Sitting in the manager’s office of the stunning Art Deco Liberty Cinema flicking through the actual original programme from the 1947 opening I could hardly contain my excitement – this was a real treat! The elderly but spritely owner Mr Nazir Hoosein was a delight to talk to – sharing with us the rich historical tapestry of the building – it’s triumphant marathon runs of Bollywood Blockbusters and star studded premieres, followed by a sad decline in business as the multiplexes opened in soulless shopping malls and the clientele shifted downmarket, fouling the once plush red carpet with chewing gum and tobacco spit. It was this transposition that had led to my purpose for being there today – the cinema had turned it’s back on commercial film screenings, extended it’s stage, treated its walls to improve its acoustics and now has become a top venue for shows and events, such as the comedy show I was working on the techincals of that day.
Aptly named “Liberty” after the declaration of Indian Independence that coincided with its birth, the building stands proud and opulent, capturing with its architecture the sense of freedom and optimism that marked the era. Little did we know, a maverick energy was to once again to surge through its corridors and fill the auditorium that very next day.
The Royal Turds is a satirical Bollywood award show by premiere comedy collective All India Bakchod. To be honest I knew pretty much nothing about the actors, films, politicians and singers they were joking about, but still found them to be very funny so I guess you can take that to be a credit to Indian comedy. Some of the comedians kindly explained some of the jokes to me in the wings in between acts and were generally a very nice bunch to fit microphones onto. So when I came backstage on the second day to fiddle around with the guys belts and packs and turn them on before the show I was most upset on their behalf to find various worried looking production guys talking with them about whether they should pull the show and even all future performances!
It turned out that an email with a distinctly terrorist tone had been sent to them protesting at their jokes about political parties and various gods and warning them to “expect the worst at today’s show” as a consequence! I asked one of them who it was they had pissed off – apparently it wasn’t too bad – a nutty right wing religious fringe group (as opposed to I guess, any important or influential politicians). Once the safety of the audience had been established, a gaggle of police with sticks had installed themselves outside the building and anything too controversial was quickly edited from the script the show went on as planned. It opened with a big projected screenshot of the email and a speech from the comedians about how they were going to perform their art anyway and if anyone didn’t like it they could bloody well leave now! The audience cheered accordingly.

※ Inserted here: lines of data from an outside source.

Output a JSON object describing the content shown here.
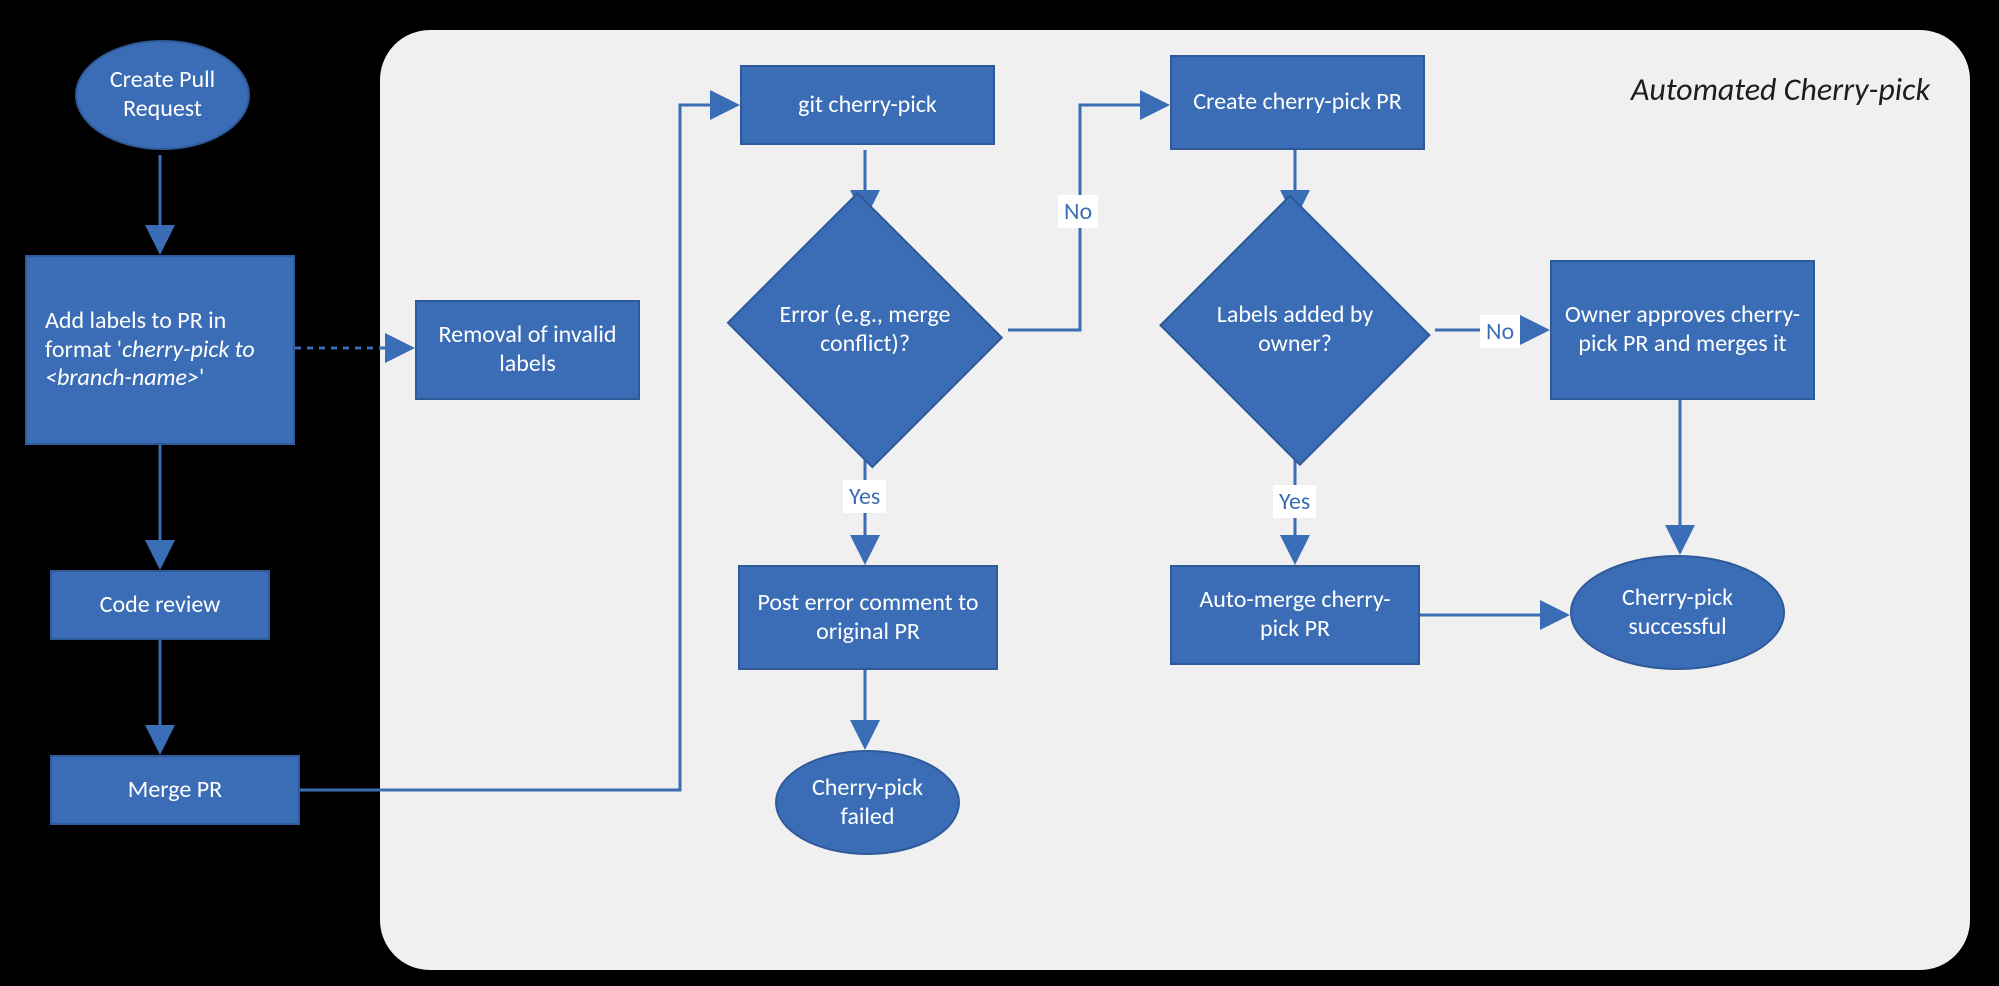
{
  "colors": {
    "node_fill": "#3a6db5",
    "node_stroke": "#2f5a99",
    "region_fill": "#f0f0f0",
    "bg": "#000000",
    "text_on_node": "#ffffff",
    "label_text": "#3a6db5"
  },
  "region": {
    "title": "Automated Cherry-pick"
  },
  "nodes": {
    "create_pr": {
      "type": "ellipse",
      "text": "Create Pull Request"
    },
    "add_labels": {
      "type": "rect",
      "text_html": "Add labels to PR in format '<i>cherry-pick to &lt;branch-name&gt;</i>'"
    },
    "code_review": {
      "type": "rect",
      "text": "Code review"
    },
    "merge_pr": {
      "type": "rect",
      "text": "Merge PR"
    },
    "remove_invalid": {
      "type": "rect",
      "text": "Removal of invalid labels"
    },
    "git_cp": {
      "type": "rect",
      "text": "git cherry-pick"
    },
    "error_q": {
      "type": "diamond",
      "text": "Error (e.g., merge conflict)?"
    },
    "post_error": {
      "type": "rect",
      "text": "Post error comment to original PR"
    },
    "cp_failed": {
      "type": "ellipse",
      "text": "Cherry-pick failed"
    },
    "create_cp_pr": {
      "type": "rect",
      "text": "Create cherry-pick PR"
    },
    "labels_q": {
      "type": "diamond",
      "text": "Labels added by owner?"
    },
    "auto_merge": {
      "type": "rect",
      "text": "Auto-merge cherry-pick PR"
    },
    "owner_approves": {
      "type": "rect",
      "text": "Owner approves cherry-pick PR and merges it"
    },
    "cp_success": {
      "type": "ellipse",
      "text": "Cherry-pick successful"
    }
  },
  "edge_labels": {
    "error_no": "No",
    "error_yes": "Yes",
    "labels_no": "No",
    "labels_yes": "Yes"
  },
  "edges": [
    {
      "from": "create_pr",
      "to": "add_labels",
      "style": "solid"
    },
    {
      "from": "add_labels",
      "to": "remove_invalid",
      "style": "dashed"
    },
    {
      "from": "add_labels",
      "to": "code_review",
      "style": "solid"
    },
    {
      "from": "code_review",
      "to": "merge_pr",
      "style": "solid"
    },
    {
      "from": "merge_pr",
      "to": "git_cp",
      "style": "solid",
      "routing": "elbow"
    },
    {
      "from": "git_cp",
      "to": "error_q",
      "style": "solid"
    },
    {
      "from": "error_q",
      "to": "create_cp_pr",
      "label": "No",
      "style": "solid",
      "routing": "elbow"
    },
    {
      "from": "error_q",
      "to": "post_error",
      "label": "Yes",
      "style": "solid"
    },
    {
      "from": "post_error",
      "to": "cp_failed",
      "style": "solid"
    },
    {
      "from": "create_cp_pr",
      "to": "labels_q",
      "style": "solid"
    },
    {
      "from": "labels_q",
      "to": "owner_approves",
      "label": "No",
      "style": "solid"
    },
    {
      "from": "labels_q",
      "to": "auto_merge",
      "label": "Yes",
      "style": "solid"
    },
    {
      "from": "auto_merge",
      "to": "cp_success",
      "style": "solid"
    },
    {
      "from": "owner_approves",
      "to": "cp_success",
      "style": "solid"
    }
  ]
}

It all made me feel very lucky to be British – as I got scolded for rather smugly pointing out – we can take the piss out of whomever we want to in the UK and not have to worry about crazies with guns and red sparkly bandanas! I asked one of the comedians if he had experienced such threats or political/religious censorship before – apparently most Indian comedians choose to stay away from politics and religion for just these reasons (i.e. wanting to keep all their arms and legs intact!) and yes there had been an incident of being forced by the powers that be to apologize for a political joke on stage before. While incidents like this weren’t common, he expected this not to be the last – if you want a ‘safe’ career in Indian comedy you had better just stick to good old-fashioned racism and sexism jokes!
Once again I had a joke made about me onstage by Tanmey Bhat (highly embarrassing but definitely an honour!) – “This is Caroline – she’s British – nice to see she is now working for us!” rather appropriate for the Liberty Cinema!
You can find out more about the very funny All India Bakchod here: